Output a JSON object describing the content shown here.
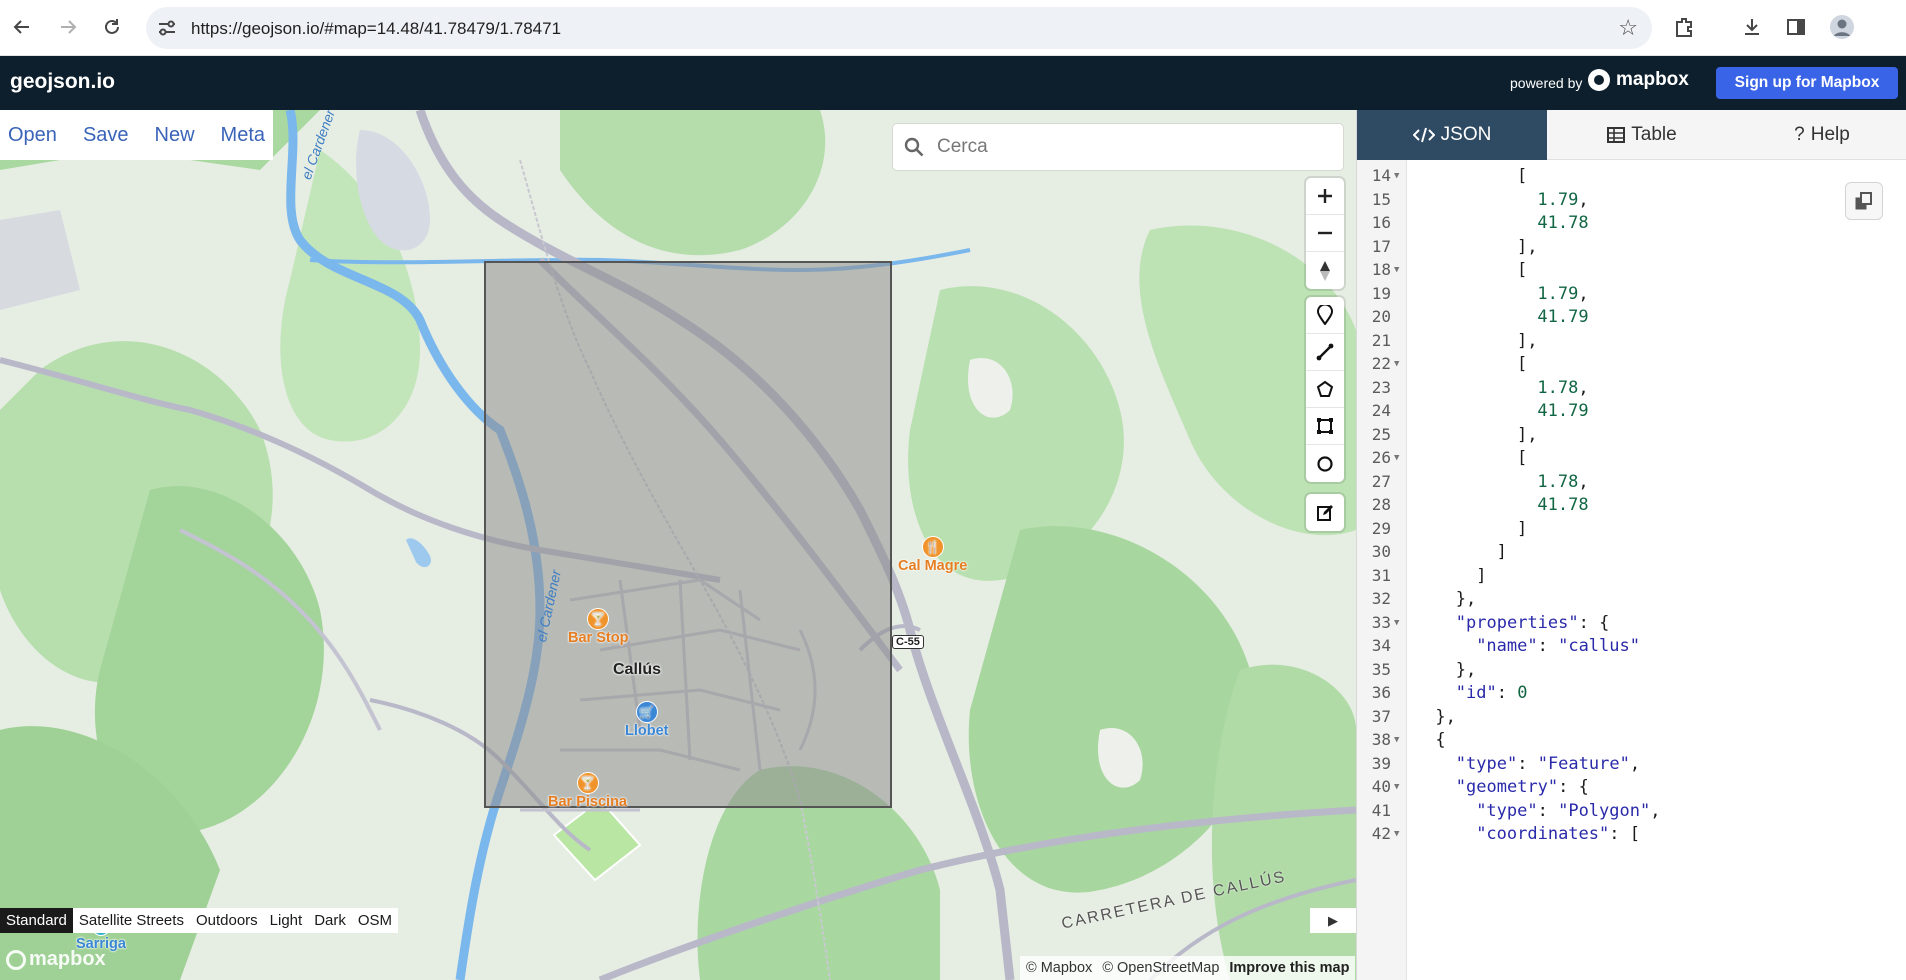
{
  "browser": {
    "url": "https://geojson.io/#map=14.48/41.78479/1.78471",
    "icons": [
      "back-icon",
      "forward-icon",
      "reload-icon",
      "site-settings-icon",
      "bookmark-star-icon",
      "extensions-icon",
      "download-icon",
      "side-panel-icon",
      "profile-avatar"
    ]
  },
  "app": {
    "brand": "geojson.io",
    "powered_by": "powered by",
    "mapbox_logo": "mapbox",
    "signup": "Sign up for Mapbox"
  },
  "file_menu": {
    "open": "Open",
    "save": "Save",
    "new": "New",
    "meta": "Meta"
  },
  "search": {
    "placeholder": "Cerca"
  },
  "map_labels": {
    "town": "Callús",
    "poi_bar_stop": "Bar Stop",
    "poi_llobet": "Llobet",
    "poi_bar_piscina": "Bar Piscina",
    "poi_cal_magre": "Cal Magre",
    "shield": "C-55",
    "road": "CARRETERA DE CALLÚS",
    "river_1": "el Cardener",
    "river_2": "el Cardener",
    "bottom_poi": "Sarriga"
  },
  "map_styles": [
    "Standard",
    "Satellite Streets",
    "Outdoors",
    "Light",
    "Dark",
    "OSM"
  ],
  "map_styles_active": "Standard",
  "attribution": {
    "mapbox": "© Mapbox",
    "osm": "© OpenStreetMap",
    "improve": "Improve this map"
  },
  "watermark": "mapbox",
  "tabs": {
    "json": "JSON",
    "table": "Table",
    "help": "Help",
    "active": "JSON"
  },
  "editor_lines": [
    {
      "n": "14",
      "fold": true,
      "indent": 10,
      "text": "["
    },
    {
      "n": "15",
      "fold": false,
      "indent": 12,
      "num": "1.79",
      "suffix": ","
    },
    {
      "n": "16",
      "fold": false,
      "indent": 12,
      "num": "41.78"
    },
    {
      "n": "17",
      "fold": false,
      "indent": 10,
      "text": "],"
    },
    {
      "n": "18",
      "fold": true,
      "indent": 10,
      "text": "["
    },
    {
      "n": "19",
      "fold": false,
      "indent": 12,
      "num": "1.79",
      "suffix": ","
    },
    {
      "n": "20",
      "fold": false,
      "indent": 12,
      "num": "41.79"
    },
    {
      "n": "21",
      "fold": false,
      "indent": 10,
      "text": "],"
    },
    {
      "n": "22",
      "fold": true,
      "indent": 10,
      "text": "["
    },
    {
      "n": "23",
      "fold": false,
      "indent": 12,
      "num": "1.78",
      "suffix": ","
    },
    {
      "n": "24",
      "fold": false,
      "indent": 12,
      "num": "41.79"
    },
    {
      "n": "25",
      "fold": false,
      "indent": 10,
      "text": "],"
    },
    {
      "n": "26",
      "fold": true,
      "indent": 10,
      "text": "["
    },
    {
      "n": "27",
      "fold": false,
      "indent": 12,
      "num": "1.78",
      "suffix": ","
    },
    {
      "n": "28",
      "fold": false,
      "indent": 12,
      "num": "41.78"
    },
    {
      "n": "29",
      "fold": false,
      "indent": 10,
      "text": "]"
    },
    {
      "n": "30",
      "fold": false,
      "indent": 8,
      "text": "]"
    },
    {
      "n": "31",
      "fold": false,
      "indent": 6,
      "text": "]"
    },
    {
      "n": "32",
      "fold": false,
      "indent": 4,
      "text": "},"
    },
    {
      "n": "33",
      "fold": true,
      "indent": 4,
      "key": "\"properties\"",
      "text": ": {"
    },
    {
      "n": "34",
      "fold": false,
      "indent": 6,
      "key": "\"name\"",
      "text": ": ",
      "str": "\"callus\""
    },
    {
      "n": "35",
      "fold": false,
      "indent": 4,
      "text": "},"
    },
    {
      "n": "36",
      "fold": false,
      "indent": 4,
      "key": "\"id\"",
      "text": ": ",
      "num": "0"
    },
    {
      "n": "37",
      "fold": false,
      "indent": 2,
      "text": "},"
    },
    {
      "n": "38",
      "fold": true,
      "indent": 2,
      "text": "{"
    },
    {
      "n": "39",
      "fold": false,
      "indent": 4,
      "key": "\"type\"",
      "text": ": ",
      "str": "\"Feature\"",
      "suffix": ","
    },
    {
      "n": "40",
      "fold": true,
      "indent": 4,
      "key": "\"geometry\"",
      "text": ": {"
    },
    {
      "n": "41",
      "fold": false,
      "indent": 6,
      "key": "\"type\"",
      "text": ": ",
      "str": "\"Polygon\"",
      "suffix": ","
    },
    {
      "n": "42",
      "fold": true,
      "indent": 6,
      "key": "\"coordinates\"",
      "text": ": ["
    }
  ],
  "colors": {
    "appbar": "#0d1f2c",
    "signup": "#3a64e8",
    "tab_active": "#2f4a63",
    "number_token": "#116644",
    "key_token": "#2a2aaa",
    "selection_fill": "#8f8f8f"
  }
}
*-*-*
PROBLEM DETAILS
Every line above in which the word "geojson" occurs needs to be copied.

YOUR RESPONSE
    "url": "https://geojson.io/#map=14.48/41.78479/1.78471",
    "brand": "geojson.io",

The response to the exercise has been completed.